== Input data ==
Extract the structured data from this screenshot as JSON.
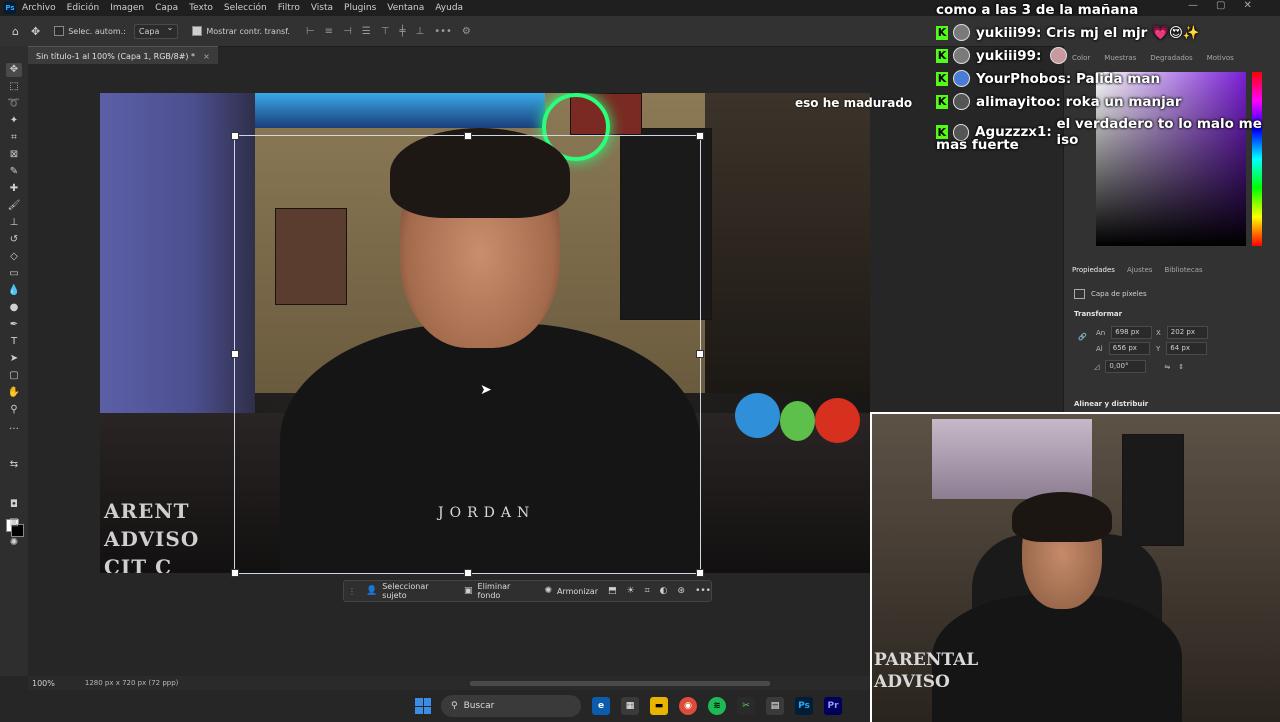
{
  "menubar": {
    "app_icon": "Ps",
    "items": [
      "Archivo",
      "Edición",
      "Imagen",
      "Capa",
      "Texto",
      "Selección",
      "Filtro",
      "Vista",
      "Plugins",
      "Ventana",
      "Ayuda"
    ]
  },
  "options": {
    "auto_select_label": "Selec. autom.:",
    "layer_select_value": "Capa",
    "show_transform_label": "Mostrar contr. transf."
  },
  "document": {
    "tab_title": "Sin título-1 al 100% (Capa 1, RGB/8#) *",
    "zoom": "100%",
    "info": "1280 px x 720 px (72 ppp)"
  },
  "context_bar": {
    "select_subject": "Seleccionar sujeto",
    "remove_background": "Eliminar fondo",
    "harmonize": "Armonizar"
  },
  "right_panel": {
    "top_tabs": [
      "Color",
      "Muestras",
      "Degradados",
      "Motivos"
    ],
    "tabs": [
      "Propiedades",
      "Ajustes",
      "Bibliotecas"
    ],
    "layer_type": "Capa de píxeles",
    "transform_title": "Transformar",
    "width_label": "An",
    "width": "698 px",
    "height_label": "Al",
    "height": "656 px",
    "x_label": "X",
    "x": "202 px",
    "y_label": "Y",
    "y": "64 px",
    "angle": "0,00°",
    "align_title": "Alinear y distribuir"
  },
  "stream": {
    "overlay_text": "eso he madurado",
    "shirt_text": "JORDAN",
    "rug_lines": [
      "ARENT",
      "ADVISO",
      "CIT C"
    ],
    "webcam_rug_lines": [
      "PARENTAL",
      "ADVISO"
    ]
  },
  "chat": {
    "top_line": "como a las 3 de la mañana",
    "messages": [
      {
        "user": "yukiii99:",
        "text": "Cris mj el mjr 💗😍✨"
      },
      {
        "user": "yukiii99:",
        "text": ""
      },
      {
        "user": "YourPhobos:",
        "text": "Palida man"
      },
      {
        "user": "alimayitoo:",
        "text": "roka un manjar"
      },
      {
        "user": "Aguzzzx1:",
        "text": "el verdadero to lo malo me iso"
      }
    ],
    "wrap_line": "mas fuerte"
  },
  "taskbar": {
    "search_label": "Buscar"
  },
  "colors": {
    "kick_green": "#53fc18",
    "ps_blue": "#31a8ff"
  }
}
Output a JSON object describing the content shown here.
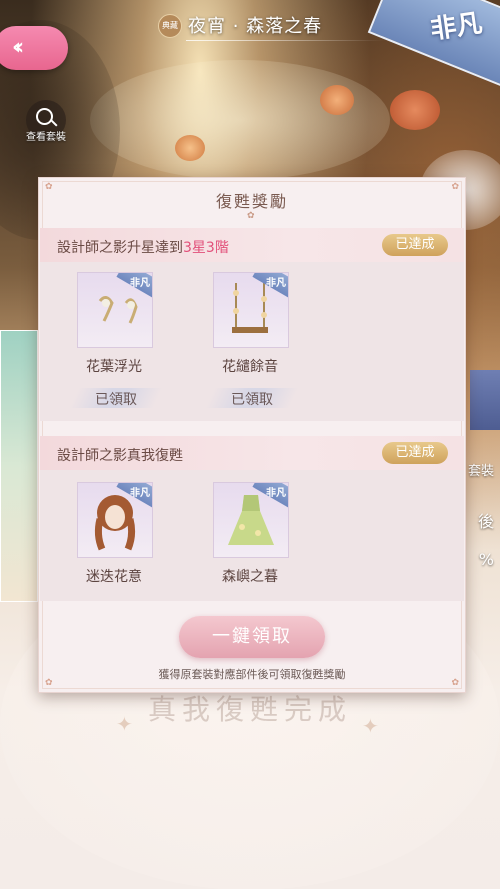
{
  "header": {
    "title_badge": "典藏",
    "title": "夜宵 · 森落之春",
    "rarity": "非凡"
  },
  "view_outfit": {
    "label": "查看套裝"
  },
  "right_fragments": [
    "套裝",
    "後",
    "%"
  ],
  "dialog": {
    "title": "復甦獎勵",
    "sections": [
      {
        "label_prefix": "設計師之影升星達到",
        "label_highlight": "3星3階",
        "status": "已達成",
        "items": [
          {
            "tag": "非凡",
            "name": "花葉浮光",
            "claimed": "已領取"
          },
          {
            "tag": "非凡",
            "name": "花繾餘音",
            "claimed": "已領取"
          }
        ]
      },
      {
        "label_prefix": "設計師之影真我復甦",
        "label_highlight": "",
        "status": "已達成",
        "items": [
          {
            "tag": "非凡",
            "name": "迷迭花意"
          },
          {
            "tag": "非凡",
            "name": "森嶼之暮"
          }
        ]
      }
    ],
    "claim_all": "一鍵領取",
    "hint": "獲得原套裝對應部件後可領取復甦獎勵"
  },
  "background_text": "真我復甦完成",
  "colors": {
    "accent_pink": "#e2507a",
    "badge_gold": "#cfa25c",
    "back_button": "#e8668f"
  }
}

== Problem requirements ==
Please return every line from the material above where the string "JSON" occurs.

== Response to this exercise ==
Extract the structured data from this screenshot as JSON.
Output a JSON object describing the content shown here.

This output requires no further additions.